“Australian comedy group ‘Axis Of Awesome’ perform a sketch from the 2009 Melbourne International Comedy Festival. Footage courtesy of Network Ten Australia. See http://www.axisofawesome.net/ for more details of the comedy trio including Jordan Raskopoulos, Lee Naimo, & Benny Davis.” – random804
For more info: wikipedia.org/wiki/Chord_(music)
This entry was written by song writing and tagged Axis of Awesome, chords, song writing. Leave a comment or view the discussion at the permalink and follow any comments with the RSS feed for this post.
I’d like to try Ohm Studio but I have a strong vision of what I want music to sound like. I bet I’d just erase and replace a lot of what the other person is creating. Then again my friend Gabri who’s a real keyboard genius would be welcome. Is there video or audio chat in Ohm Studio? I guess I could record a vocal of what I want to say to the other person.

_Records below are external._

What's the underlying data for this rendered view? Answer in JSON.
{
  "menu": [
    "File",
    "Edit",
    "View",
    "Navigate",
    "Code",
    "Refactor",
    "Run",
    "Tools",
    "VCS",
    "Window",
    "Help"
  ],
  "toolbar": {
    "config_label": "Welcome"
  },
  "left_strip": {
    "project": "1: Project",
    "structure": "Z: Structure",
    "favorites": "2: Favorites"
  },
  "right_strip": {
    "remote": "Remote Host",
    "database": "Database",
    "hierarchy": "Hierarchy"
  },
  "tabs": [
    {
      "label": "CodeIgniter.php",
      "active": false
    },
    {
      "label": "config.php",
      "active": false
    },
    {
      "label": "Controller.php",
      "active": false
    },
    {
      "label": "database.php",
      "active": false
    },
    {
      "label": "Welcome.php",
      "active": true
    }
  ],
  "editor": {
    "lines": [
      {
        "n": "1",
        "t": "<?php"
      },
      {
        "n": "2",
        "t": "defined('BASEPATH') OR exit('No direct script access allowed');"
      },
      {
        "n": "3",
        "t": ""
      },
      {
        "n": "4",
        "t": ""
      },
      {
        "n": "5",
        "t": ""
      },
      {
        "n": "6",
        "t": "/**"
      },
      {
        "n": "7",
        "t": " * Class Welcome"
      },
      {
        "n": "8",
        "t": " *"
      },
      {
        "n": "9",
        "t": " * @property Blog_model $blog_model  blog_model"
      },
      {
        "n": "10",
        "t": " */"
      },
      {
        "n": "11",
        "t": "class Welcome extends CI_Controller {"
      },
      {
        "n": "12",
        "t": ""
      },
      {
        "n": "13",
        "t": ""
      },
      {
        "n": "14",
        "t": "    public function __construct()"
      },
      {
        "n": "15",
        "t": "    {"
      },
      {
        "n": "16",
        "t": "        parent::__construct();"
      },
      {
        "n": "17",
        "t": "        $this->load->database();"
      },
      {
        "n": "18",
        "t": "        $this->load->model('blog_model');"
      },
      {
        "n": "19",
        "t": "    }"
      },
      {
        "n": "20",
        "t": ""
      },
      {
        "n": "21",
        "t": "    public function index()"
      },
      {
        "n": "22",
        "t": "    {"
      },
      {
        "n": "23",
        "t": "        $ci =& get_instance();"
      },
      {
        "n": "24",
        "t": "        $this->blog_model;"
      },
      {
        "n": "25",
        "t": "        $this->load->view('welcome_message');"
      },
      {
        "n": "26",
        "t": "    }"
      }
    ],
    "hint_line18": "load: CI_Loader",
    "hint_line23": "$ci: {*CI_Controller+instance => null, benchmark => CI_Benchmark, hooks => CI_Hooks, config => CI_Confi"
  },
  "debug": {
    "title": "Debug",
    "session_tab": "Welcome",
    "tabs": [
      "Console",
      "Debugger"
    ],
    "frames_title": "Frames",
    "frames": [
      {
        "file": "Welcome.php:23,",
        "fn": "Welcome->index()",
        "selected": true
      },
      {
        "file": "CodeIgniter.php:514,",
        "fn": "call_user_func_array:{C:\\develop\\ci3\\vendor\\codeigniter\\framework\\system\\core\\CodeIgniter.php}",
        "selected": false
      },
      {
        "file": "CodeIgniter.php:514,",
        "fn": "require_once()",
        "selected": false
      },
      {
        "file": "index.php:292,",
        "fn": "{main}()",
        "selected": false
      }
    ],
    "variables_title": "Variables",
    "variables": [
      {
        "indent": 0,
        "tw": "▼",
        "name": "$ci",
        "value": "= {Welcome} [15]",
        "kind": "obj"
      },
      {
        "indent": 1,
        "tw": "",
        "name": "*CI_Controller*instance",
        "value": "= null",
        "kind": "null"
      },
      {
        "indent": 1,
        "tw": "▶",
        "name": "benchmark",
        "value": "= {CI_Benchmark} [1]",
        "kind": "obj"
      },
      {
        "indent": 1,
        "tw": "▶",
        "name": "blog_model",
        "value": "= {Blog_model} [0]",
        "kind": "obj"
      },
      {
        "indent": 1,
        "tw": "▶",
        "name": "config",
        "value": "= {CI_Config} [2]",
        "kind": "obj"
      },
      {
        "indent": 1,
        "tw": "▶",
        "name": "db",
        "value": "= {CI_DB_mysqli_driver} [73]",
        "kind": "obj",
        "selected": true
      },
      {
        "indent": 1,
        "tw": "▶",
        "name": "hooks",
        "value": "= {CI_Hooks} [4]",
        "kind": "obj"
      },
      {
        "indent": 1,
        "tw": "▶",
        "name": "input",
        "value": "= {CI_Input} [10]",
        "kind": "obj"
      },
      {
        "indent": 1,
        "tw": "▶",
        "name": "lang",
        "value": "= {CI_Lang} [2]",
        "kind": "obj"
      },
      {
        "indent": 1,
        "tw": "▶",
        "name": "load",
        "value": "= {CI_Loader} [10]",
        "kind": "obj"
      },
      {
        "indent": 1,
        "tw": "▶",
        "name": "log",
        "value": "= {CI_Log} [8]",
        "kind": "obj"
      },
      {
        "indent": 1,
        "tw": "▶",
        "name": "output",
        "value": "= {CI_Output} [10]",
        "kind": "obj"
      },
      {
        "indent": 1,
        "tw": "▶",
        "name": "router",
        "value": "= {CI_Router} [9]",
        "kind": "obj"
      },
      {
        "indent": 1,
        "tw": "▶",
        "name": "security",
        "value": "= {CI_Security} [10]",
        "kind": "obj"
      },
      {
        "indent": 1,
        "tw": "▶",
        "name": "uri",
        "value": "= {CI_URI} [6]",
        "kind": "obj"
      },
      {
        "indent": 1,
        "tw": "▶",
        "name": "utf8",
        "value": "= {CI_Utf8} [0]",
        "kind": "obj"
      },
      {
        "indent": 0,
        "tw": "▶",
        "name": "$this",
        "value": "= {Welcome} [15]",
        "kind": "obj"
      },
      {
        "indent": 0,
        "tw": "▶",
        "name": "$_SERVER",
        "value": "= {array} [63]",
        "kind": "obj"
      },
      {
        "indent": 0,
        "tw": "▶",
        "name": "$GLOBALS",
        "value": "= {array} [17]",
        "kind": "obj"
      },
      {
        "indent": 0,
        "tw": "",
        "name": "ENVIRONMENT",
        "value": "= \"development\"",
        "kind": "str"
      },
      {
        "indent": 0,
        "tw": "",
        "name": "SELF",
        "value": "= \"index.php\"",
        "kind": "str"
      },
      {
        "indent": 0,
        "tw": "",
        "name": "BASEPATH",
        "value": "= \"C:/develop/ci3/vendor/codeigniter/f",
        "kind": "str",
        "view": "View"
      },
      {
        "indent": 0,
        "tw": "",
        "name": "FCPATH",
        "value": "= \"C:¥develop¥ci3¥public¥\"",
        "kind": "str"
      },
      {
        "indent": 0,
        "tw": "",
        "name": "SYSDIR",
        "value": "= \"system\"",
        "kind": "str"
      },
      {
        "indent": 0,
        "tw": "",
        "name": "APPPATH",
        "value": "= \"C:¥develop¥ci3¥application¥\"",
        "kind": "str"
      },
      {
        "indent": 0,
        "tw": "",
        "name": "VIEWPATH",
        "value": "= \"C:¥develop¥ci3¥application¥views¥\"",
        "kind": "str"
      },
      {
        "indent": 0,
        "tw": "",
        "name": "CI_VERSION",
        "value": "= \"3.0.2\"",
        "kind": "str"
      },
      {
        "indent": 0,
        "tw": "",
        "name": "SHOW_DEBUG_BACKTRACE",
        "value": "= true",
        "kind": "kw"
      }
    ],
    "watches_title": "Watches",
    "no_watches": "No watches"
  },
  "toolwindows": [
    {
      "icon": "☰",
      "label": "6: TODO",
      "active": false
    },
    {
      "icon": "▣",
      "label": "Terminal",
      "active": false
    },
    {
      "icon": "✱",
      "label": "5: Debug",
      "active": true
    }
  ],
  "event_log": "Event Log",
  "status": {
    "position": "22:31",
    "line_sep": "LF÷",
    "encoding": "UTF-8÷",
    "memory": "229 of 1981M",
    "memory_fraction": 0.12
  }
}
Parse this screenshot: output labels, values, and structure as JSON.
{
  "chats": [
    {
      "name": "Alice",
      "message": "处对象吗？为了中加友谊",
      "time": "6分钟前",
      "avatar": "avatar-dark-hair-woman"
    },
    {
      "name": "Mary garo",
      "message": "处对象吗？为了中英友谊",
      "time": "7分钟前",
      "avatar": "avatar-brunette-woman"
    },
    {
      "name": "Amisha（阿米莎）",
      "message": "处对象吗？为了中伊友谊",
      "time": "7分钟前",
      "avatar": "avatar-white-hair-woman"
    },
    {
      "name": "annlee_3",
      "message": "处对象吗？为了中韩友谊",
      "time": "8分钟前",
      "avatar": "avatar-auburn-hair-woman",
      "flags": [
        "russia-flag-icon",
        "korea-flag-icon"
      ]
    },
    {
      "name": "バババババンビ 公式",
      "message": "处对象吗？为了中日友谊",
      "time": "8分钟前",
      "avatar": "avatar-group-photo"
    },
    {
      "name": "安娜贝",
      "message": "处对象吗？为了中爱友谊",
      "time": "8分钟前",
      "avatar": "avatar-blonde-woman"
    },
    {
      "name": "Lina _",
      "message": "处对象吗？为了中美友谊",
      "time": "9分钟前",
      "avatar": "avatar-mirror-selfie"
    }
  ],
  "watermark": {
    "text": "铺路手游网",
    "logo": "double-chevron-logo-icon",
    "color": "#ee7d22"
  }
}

“Ohm Studio is a standalone DAW/sequencer that will allow you to make music collaborations with your friends or musical partners from all the world. This video show the Ohm Studio prototype and some of its real-time features in action.” – ohmstudio.com
Join the beta: ohmstudio.com

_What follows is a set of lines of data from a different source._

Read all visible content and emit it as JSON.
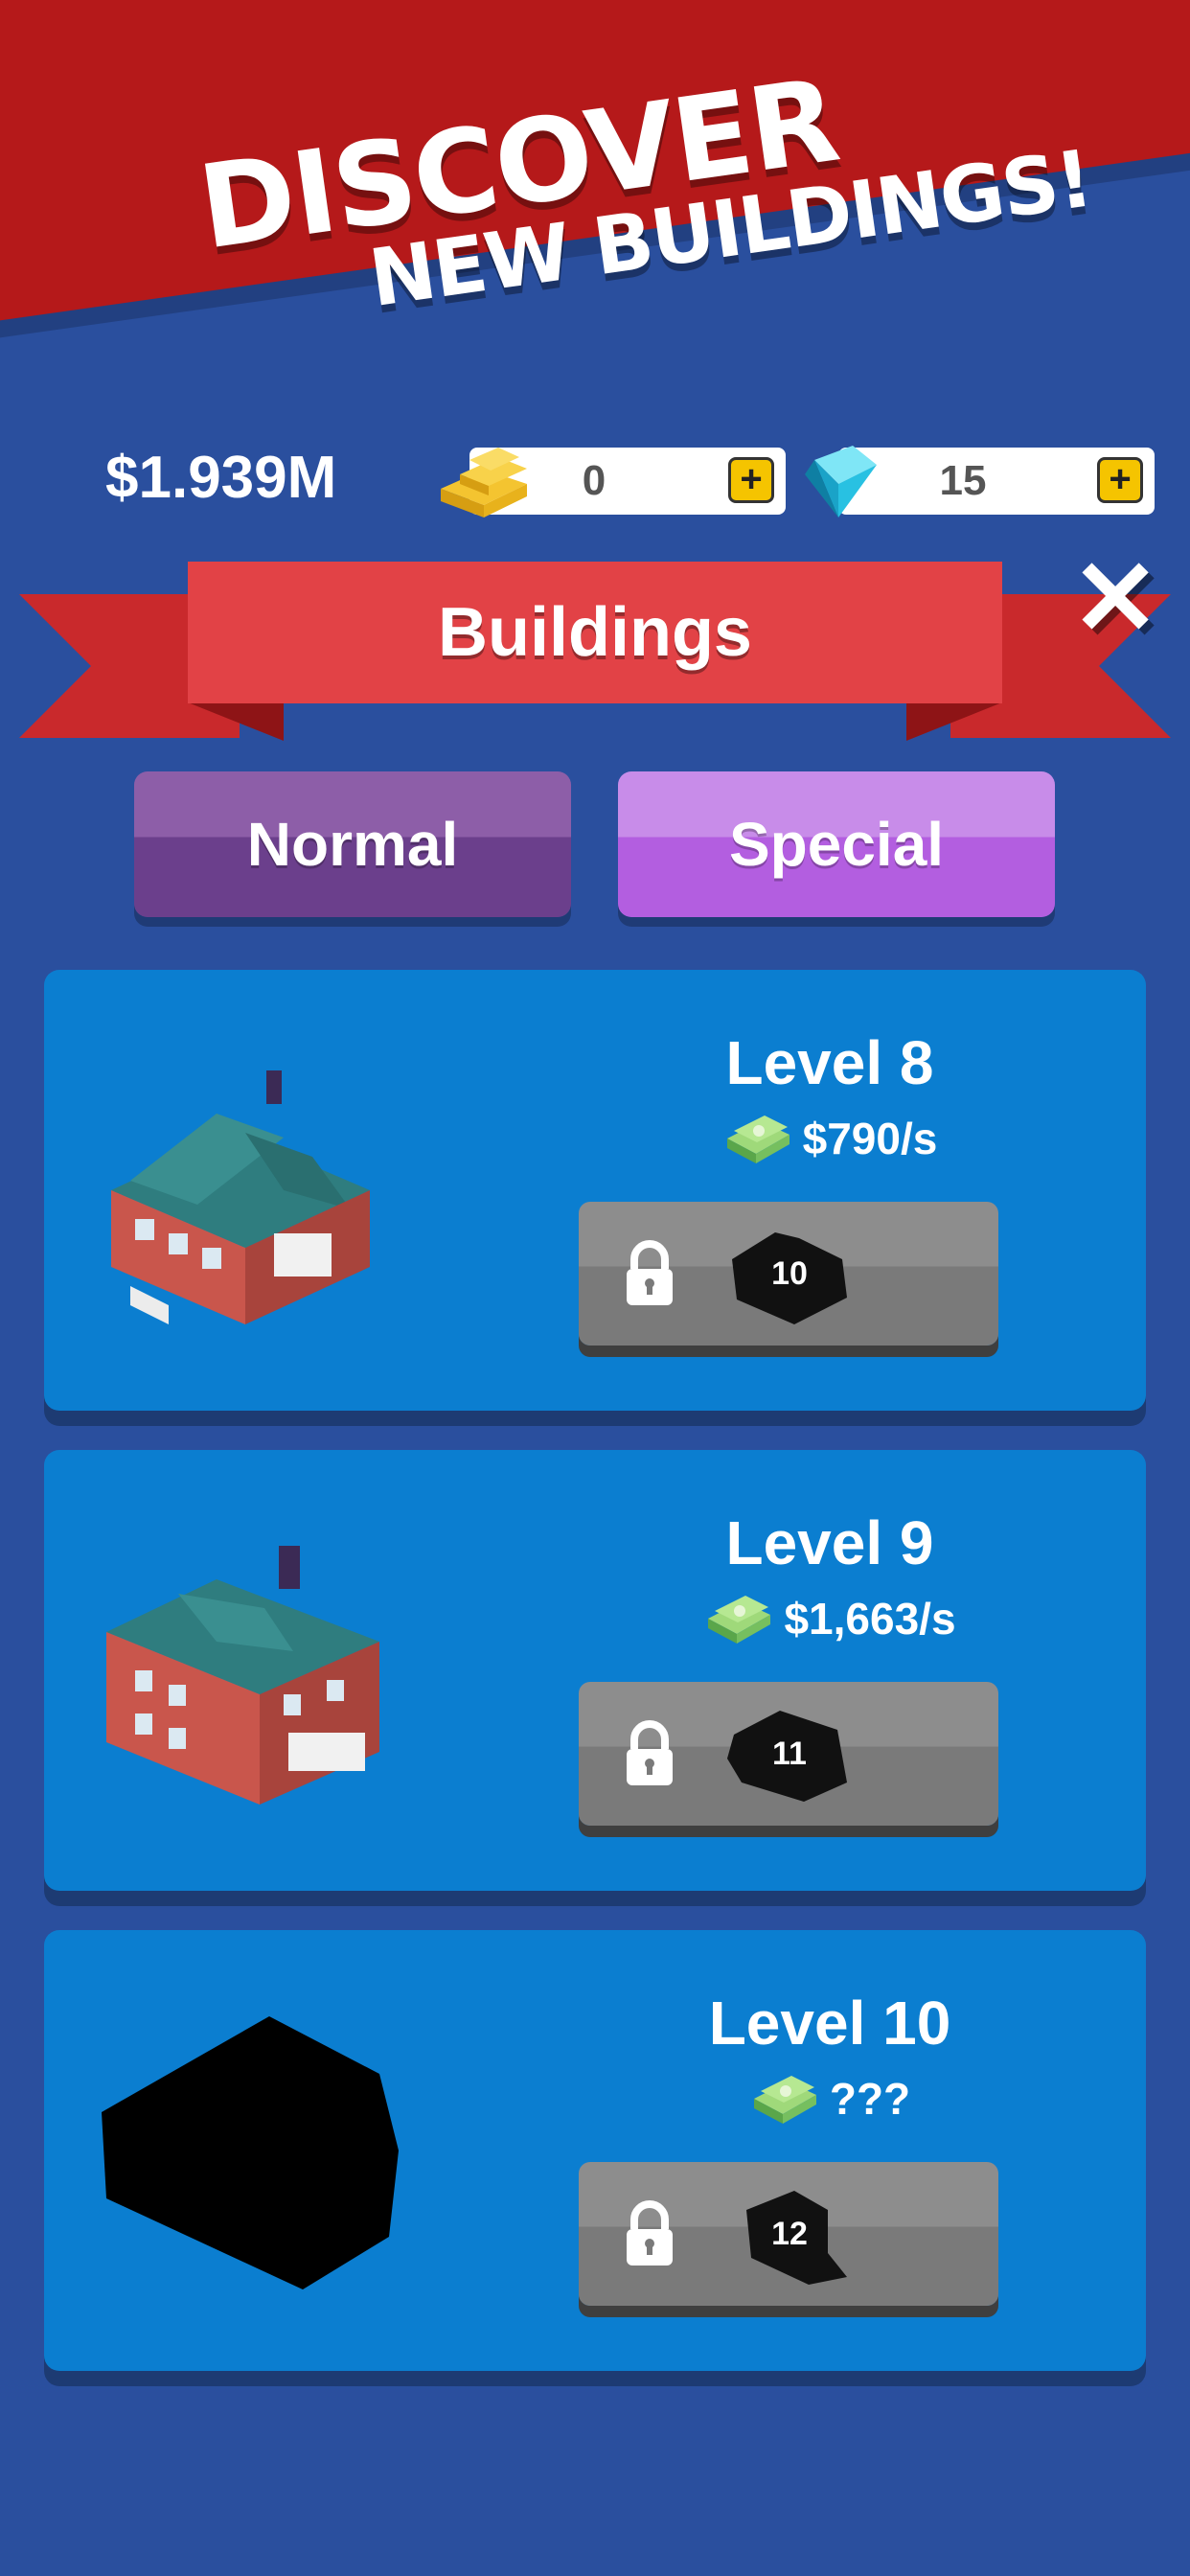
{
  "promo": {
    "line1": "DISCOVER",
    "line2": "NEW BUILDINGS!"
  },
  "currency": {
    "money": "$1.939M",
    "gold": {
      "icon": "gold-bars-icon",
      "value": "0",
      "plus": "+"
    },
    "gems": {
      "icon": "gem-icon",
      "value": "15",
      "plus": "+"
    }
  },
  "header": {
    "title": "Buildings",
    "close": "✕"
  },
  "tabs": [
    {
      "label": "Normal",
      "active": false
    },
    {
      "label": "Special",
      "active": true
    }
  ],
  "buildings": [
    {
      "level": "Level 8",
      "rate": "$790/s",
      "unlock": "10",
      "locked": true,
      "revealed": true
    },
    {
      "level": "Level 9",
      "rate": "$1,663/s",
      "unlock": "11",
      "locked": true,
      "revealed": true
    },
    {
      "level": "Level 10",
      "rate": "???",
      "unlock": "12",
      "locked": true,
      "revealed": false
    }
  ],
  "colors": {
    "background": "#2a4f9e",
    "banner": "#b5191a",
    "ribbon": "#e24246",
    "card": "#0b7ed0",
    "tab_normal": "#6b3f8c",
    "tab_special": "#b35ee0"
  }
}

This entry was written by song writing and tagged collaboration, ohm force, Ohm Studio, song writing. Leave a comment or view the discussion at the permalink and follow any comments with the RSS feed for this post.
There have been stabs at server side sequencers for collaborative music creation but none have really been nice enough that I would want to use them. I love the French based Ohm Force plug-ins so maybe the newly announced Ohm Studio will be the one to make this needed concept work. Beyond creation there is a online community aspect. Certainly the video above was done right!
Ohm Studio is a standalone real-time collaborative music making application (DAW/sequencer) in addition to a web based collaboration platform and a music driven online cohmunity. Ohm Studio is a real sequencer. A standalone application for Windows or Mac OS X. Midi editing, envelopes, piano roll, audio effects and virtual instruments: exactly what you’re already used to. But now using all that tools with your friends, online. – ohmstudio.com
No word on pricing. A pure guess is there will be a monthly fee. So do you like? Seem interesting?
For more info: ohmstudio.com
This entry was written by song writing and tagged collaboration, Ohm Studio, sequencer, song writing. Leave a comment or view the discussion at the permalink and follow any comments with the RSS feed for this post.
For years I’ve been thinking how great it would be to write a song a day or something along those lines. I write a lot of music but it’s in bursts and most of it I would never release. The RPM Challenge is an online get together where you basically record an album in a month. I just came across this and the 2010 challenge is almost over so why blog it? I really enjoyed checking out the site. Somehow it feels like a small music town get together. I also like listening to songs recorded quickly. The less contrived the music is usually the better.
“This is The Challenge – Record an album in 28 days, just because you can. That’s 10 songs or 35 minutes of original material recorded during the month of February. Go ahead… put it to tape. Don’t wait for inspiration – taking action puts you in a position to get inspired. You’ll stumble across ideas you would have never come up with otherwise, and maybe only because you were trying to meet a day’s quota of (song)writing. Show up and get something done, and invest in yourself and each other. Anyone can come up with an excuse to say “no,” so don’t!” – rpmchallenge.com
For more info: rpmchallenge.com
This entry was written by music, song writing and tagged contest, RPM Challenge, song writing. Leave a comment or view the discussion at the permalink and follow any comments with the RSS feed for this post.